Colorado has a very easy means of exiting a contract via the inspection clause. You can basically say that after "inspecting" the property it is no longer satisfactory to me and I will not be purchasing it. You could say the front window is missing a screen and we don't want the property. The seller has no option to fix and force you to buy. Not all states allow for this type of exit from the contract.

I know many agents that have their clients write multiple offers on a given weekend. It's really crazy from what I have heard.

@Nathaniel Boyer

 Thanks for the advice Nathaniel! Hope to find a good property soon. Good luck to you as well.

@Vincent Crane

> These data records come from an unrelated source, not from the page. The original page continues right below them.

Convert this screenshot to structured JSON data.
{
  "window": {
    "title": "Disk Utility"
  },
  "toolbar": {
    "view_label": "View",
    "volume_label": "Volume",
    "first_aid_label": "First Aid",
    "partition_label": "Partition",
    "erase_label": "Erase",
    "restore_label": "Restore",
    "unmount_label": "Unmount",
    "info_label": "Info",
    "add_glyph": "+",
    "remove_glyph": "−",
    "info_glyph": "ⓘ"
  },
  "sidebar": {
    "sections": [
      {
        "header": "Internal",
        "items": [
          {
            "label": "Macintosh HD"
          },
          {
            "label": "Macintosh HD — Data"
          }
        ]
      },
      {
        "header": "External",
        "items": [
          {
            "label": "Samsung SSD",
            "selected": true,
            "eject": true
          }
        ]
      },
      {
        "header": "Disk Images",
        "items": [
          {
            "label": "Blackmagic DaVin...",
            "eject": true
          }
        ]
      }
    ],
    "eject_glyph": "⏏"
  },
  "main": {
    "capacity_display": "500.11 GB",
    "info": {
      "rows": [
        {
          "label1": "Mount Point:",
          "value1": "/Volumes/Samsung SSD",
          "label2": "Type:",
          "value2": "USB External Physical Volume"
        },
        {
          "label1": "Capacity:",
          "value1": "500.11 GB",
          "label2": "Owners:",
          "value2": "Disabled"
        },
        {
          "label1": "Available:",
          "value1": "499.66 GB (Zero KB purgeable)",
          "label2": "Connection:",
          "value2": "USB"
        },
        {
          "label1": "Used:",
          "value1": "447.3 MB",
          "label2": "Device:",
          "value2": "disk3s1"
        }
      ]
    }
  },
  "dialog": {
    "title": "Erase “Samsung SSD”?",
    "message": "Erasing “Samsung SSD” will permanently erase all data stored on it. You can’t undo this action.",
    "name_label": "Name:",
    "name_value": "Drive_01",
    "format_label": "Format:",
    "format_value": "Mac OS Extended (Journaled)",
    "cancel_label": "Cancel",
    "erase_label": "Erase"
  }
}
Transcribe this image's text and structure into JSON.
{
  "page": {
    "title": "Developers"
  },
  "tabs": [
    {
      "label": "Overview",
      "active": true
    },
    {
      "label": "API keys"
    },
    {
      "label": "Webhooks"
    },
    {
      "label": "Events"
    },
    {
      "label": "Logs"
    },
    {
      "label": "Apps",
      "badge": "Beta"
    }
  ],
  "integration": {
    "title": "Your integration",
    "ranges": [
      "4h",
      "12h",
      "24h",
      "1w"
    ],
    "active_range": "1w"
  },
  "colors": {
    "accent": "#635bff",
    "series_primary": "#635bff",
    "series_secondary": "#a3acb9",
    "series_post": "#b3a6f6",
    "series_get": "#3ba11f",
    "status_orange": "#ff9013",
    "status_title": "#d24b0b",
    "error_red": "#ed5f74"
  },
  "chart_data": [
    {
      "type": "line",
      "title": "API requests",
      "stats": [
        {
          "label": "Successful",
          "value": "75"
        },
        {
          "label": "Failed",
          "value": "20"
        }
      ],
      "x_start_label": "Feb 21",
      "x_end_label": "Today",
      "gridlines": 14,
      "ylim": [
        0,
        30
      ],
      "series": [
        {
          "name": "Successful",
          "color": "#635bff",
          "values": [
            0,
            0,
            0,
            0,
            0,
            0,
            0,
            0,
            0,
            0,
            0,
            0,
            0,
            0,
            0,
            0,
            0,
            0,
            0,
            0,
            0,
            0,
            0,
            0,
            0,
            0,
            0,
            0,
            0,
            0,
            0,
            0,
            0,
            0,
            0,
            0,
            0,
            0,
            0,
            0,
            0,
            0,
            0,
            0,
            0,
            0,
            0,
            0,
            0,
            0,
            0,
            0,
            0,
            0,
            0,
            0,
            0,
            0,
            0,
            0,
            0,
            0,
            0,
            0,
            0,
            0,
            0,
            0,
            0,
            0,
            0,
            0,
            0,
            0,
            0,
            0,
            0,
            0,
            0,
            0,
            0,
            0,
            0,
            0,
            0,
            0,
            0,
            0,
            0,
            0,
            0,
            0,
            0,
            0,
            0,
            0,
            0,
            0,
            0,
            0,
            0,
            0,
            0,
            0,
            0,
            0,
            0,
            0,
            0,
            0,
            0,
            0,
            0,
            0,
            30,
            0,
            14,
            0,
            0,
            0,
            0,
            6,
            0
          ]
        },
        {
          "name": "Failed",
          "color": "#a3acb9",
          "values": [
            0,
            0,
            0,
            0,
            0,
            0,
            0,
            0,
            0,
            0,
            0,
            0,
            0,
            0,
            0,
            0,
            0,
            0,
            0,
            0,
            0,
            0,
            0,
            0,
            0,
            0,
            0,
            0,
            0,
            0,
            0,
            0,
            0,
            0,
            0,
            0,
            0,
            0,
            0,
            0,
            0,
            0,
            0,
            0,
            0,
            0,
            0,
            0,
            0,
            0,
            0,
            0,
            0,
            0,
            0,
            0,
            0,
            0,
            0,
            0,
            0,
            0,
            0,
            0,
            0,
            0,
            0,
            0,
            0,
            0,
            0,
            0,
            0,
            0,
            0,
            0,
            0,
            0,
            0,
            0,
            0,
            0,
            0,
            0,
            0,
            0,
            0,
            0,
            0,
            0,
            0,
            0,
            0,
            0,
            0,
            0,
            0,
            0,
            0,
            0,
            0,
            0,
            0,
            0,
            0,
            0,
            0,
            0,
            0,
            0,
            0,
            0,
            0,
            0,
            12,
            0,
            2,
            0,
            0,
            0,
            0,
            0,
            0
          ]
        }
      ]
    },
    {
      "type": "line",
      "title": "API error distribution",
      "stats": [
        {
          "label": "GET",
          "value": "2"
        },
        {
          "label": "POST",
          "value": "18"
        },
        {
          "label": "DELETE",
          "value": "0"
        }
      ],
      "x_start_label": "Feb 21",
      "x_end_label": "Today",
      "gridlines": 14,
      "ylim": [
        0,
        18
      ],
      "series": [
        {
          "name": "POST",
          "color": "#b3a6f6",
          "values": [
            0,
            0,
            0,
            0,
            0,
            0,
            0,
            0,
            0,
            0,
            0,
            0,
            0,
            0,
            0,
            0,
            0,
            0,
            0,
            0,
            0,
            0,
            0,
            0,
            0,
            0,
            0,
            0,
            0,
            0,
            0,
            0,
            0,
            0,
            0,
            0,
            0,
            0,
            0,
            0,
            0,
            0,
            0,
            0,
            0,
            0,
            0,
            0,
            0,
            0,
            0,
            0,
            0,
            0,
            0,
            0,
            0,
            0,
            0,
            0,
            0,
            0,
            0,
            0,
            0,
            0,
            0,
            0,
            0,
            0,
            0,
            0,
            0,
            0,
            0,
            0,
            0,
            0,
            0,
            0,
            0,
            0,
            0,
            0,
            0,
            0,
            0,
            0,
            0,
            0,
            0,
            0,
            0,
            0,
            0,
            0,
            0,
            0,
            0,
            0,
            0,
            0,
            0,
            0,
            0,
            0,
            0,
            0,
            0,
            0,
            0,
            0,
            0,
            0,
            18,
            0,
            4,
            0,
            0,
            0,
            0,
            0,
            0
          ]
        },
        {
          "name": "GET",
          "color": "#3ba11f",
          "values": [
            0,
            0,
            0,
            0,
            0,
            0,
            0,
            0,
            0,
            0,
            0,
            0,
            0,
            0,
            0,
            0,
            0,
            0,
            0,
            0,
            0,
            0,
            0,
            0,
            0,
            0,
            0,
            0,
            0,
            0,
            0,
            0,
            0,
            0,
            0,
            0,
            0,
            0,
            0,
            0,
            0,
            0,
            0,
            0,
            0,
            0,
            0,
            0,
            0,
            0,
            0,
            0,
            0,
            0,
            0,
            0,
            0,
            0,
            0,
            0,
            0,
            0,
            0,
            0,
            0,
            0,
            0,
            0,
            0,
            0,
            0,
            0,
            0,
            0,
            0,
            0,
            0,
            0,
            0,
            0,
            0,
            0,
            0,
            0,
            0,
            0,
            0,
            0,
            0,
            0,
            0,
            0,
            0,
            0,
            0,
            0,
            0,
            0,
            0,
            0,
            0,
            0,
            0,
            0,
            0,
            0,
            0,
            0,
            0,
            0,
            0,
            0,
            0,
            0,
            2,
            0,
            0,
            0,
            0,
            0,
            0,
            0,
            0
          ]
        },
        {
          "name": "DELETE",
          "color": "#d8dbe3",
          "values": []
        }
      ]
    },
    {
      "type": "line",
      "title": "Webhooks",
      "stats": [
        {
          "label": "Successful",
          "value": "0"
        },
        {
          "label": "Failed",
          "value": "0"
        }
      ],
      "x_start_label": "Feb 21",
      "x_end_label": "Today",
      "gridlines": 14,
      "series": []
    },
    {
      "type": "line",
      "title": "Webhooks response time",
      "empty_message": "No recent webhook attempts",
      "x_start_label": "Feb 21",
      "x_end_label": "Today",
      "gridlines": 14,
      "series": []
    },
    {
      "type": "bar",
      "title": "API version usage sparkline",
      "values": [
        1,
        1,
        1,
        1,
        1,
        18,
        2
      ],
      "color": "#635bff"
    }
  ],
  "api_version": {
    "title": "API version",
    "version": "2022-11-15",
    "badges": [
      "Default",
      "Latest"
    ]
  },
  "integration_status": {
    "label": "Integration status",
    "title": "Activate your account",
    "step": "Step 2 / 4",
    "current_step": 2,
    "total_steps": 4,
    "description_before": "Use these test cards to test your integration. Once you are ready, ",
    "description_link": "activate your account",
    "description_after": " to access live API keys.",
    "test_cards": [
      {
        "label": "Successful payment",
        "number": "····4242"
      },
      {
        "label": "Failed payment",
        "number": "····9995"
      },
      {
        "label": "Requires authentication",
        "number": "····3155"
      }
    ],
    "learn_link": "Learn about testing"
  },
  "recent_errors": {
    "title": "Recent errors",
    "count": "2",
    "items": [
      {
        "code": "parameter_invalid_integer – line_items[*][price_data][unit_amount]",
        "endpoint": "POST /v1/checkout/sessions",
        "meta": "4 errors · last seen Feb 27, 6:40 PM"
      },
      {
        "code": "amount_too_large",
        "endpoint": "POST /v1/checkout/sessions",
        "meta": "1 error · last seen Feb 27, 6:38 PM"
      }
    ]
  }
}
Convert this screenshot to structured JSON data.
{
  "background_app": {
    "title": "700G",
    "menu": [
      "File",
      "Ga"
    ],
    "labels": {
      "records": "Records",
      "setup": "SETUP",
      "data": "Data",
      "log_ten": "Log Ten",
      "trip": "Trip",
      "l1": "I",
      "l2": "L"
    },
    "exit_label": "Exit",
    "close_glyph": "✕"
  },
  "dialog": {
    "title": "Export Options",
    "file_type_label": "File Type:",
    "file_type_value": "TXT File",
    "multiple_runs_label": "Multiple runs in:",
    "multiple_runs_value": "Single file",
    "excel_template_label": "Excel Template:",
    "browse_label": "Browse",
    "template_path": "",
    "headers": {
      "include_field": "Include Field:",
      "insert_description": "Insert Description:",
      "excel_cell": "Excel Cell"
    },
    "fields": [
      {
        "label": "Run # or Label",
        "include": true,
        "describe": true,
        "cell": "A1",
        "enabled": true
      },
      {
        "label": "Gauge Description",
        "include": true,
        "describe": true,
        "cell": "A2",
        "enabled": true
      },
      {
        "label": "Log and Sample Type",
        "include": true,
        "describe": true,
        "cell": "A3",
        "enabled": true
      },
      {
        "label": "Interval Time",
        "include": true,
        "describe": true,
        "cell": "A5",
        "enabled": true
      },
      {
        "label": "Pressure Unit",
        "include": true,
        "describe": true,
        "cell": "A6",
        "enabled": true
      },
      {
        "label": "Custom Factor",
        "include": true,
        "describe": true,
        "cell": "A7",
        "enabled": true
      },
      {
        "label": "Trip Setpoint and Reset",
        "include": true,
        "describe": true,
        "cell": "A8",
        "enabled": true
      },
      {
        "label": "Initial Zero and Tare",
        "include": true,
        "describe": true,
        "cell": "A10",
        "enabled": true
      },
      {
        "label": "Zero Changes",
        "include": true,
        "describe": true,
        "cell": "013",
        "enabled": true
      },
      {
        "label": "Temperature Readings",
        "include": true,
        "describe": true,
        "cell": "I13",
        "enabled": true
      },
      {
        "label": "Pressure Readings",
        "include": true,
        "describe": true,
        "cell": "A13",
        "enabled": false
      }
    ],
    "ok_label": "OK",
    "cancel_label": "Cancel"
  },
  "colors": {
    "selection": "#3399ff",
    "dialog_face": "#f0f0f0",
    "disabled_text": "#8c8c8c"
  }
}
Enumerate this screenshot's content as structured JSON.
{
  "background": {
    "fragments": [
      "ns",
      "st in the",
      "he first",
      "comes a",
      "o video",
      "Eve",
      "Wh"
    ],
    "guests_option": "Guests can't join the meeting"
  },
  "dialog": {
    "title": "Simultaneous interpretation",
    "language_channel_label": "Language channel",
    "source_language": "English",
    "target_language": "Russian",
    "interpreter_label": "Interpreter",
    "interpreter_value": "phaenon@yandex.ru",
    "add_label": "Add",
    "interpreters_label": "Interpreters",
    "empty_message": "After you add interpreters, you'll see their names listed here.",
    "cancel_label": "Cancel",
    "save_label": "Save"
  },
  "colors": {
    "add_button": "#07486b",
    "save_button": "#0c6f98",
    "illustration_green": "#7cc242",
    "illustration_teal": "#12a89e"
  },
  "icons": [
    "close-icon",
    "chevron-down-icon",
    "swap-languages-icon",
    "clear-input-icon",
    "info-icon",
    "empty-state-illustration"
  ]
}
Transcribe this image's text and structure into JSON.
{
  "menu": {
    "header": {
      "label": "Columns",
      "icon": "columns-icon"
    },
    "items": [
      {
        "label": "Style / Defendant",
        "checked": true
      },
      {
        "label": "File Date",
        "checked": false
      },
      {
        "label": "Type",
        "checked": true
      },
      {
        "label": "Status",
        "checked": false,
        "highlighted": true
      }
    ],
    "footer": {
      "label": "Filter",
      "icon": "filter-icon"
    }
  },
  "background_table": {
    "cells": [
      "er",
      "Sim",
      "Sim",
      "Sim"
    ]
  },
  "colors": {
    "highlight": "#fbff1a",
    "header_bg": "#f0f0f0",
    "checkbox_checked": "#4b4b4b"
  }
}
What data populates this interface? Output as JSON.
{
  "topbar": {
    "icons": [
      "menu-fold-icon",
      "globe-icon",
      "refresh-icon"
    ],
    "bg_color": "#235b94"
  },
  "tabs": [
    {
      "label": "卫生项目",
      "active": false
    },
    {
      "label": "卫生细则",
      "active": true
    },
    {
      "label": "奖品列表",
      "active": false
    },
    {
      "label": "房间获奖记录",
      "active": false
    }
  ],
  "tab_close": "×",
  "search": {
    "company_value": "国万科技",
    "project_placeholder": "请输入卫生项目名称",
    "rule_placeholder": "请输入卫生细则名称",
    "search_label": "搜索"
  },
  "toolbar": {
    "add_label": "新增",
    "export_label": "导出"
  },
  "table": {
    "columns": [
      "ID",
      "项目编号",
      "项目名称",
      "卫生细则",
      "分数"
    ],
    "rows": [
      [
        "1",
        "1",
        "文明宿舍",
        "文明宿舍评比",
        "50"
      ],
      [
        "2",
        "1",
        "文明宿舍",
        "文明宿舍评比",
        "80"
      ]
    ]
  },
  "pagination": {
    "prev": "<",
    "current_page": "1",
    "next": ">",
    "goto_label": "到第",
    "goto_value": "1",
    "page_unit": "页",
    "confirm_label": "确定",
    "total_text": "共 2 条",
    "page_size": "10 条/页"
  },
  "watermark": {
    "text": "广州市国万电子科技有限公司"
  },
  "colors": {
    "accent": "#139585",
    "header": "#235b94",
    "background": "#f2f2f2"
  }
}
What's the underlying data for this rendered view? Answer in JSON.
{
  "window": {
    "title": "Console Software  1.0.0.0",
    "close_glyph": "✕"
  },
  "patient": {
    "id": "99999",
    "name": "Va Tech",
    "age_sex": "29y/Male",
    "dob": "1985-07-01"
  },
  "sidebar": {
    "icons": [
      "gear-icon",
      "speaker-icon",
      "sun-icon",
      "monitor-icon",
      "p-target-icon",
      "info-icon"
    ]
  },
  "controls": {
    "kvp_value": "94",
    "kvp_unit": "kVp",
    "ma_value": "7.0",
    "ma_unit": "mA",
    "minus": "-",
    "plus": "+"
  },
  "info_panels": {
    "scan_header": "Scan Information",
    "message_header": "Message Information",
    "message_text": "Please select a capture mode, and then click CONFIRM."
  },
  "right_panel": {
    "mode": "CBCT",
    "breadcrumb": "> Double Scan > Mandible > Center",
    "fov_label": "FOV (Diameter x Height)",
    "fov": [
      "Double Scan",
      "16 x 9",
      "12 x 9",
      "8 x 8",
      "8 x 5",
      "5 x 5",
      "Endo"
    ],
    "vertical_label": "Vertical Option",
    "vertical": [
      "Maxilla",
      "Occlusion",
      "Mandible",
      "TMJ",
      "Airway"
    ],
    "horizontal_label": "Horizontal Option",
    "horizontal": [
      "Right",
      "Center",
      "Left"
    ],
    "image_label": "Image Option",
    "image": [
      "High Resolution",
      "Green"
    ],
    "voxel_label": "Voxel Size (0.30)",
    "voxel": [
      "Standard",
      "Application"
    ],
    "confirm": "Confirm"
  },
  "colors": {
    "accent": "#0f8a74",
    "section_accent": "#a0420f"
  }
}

 Good point Vincent. It's hard to tell what will happen a few years from now. Hopefully the market will continue to increase for a few years! 


@Matt Good

 Thanks for the tips Matt. I like the creative approach!


@Brian G. Thanks Brian. Now I just need to talk to my realtor!


@Bill S. Thanks for the clarification Bill. It's reassuring to know that there are ways to back out and only go with the best property for you!


Unless your are wanting to rack up your post count you can "mention" someone anywhere in your @Nick Elrod post. You can condense all your "thank you" comments to one post and just dedicate a few lines to each person.

@Bill S. Thanks for the tip Bill! That sounds way easier/better.

Originally posted by @Nick Elrod :

@Brian G.Thanks Brian. Now I just need to talk to my realtor!


 Make the use of the realtor only 25% of your efforts to find deals. Use as many lines as possible when fishing... All the best

Free eBook from BiggerPockets!

Ultimate Beginner's Guide Book Cover

Join BiggerPockets and get The Ultimate Beginner's Guide to Real Estate Investing for FREE - read by more than 100,000 people - AND get exclusive real estate investing tips, tricks and techniques delivered straight to your inbox twice weekly!

  • Actionable advice for getting started,
  • Discover the 10 Most Lucrative Real Estate Niches,
  • Learn how to get started with or without money,
  • Explore Real-Life Strategies for Building Wealth,
  • And a LOT more.

Lock We hate spam just as much as you

Create Lasting Wealth Through Real Estate

Join the millions of people achieving financial freedom through the power of real estate investing

Start here